The function has gone wrong for being called in a way that not very much can be done about short of running with a debug build that does such things as check the run-time type information of this pointers before doing any actual work. In a retail build, the function reasonably assumes that it will be called with the ecx register containing the address of a CWnd object. When it is instead called with a small number in ecx, the function crashes. The problem really is with the caller, which it should not surprise to know is FPEDITAX.
The problem develops in a routine at offset 0x00435874, which is a virtual member function (at offset 0x08 in the virtual function table) of a class that the run-type type information names as CFrameViewer. A call to a routine at offset 0x00435656 is supposed to obtain a CWnd pointer to be passed as this for the routine at offset 0x00130D5E but instead gets a small number (perhaps an index or handle).
After nearly 2 dozen crashes, I find myself not so much past caring but past even thinking that there’s any point studying crashes when they occur—and then Expression Web surprises with a new case. While calling up the Find and Replace dialog, Expression Web crashed at offset 0x68B2 in RICHED20.DLL. Yet again the immediate problem is an attempted dereference of a NULL pointer.
If a program corrupts memory often enough and randomly enough, it’s only inevitable that the corruption gets discovered by the memory manager, which is what happens with one more crash of Expression Web. The Exception Offset in NTDLL.DLL (version 6.0.6001.18000) is 0x000659C3 in a routine which Microsoft’s published symbol files name as RtlpLowFragHeapFree. This executes to help the HeapFree function, but the address to be freed is no longer the address of a valid heap block. Most likely, the immediate caller (RICHED20.DLL) has done nothing wrong. The address has become invalid because data used for managing the heap has been corrupted. This corruption may have occurred long before, by code from another module, possibly executing in another thread. The immediate caller is most likely involved only as the first whose memory-management request happens to require access to the corrupted data.
For anyone to experience anything like this many crashes during ordinary use of a program from a major software manufacturer is plainly ridiculous.
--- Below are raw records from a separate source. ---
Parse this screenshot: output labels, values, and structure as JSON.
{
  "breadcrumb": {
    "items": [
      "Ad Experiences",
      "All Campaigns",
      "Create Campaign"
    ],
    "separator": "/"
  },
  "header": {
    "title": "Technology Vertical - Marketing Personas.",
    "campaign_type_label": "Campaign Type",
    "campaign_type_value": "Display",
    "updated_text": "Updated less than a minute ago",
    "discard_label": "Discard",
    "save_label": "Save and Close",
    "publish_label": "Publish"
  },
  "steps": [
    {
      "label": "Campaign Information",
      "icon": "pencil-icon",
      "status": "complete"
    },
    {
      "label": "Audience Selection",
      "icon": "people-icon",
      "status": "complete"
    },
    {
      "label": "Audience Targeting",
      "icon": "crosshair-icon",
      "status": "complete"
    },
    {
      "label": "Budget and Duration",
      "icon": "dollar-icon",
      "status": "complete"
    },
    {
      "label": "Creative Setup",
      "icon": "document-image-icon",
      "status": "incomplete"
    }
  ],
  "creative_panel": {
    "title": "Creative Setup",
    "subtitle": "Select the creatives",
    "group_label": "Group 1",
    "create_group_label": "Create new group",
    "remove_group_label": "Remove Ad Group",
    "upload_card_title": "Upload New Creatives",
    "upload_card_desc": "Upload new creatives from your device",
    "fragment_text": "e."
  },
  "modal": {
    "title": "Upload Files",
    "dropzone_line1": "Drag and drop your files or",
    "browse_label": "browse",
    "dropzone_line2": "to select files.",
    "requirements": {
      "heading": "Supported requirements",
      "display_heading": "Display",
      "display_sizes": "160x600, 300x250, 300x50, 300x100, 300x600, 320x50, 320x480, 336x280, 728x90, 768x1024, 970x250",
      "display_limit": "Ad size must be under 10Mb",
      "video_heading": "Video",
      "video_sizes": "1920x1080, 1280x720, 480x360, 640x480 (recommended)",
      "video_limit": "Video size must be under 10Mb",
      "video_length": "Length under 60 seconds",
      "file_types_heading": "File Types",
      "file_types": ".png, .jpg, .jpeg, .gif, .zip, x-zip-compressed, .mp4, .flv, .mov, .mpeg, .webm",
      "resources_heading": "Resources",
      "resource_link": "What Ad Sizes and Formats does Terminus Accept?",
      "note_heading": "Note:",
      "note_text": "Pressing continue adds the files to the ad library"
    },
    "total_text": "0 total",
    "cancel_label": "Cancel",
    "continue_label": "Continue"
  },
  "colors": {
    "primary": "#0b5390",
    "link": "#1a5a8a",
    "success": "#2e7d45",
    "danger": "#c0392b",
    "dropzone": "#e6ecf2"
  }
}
How are standards so poor in the software industry that a program can be so badly misbehaved and yet not have got laughed out of the market during pre-release testing and reviewing?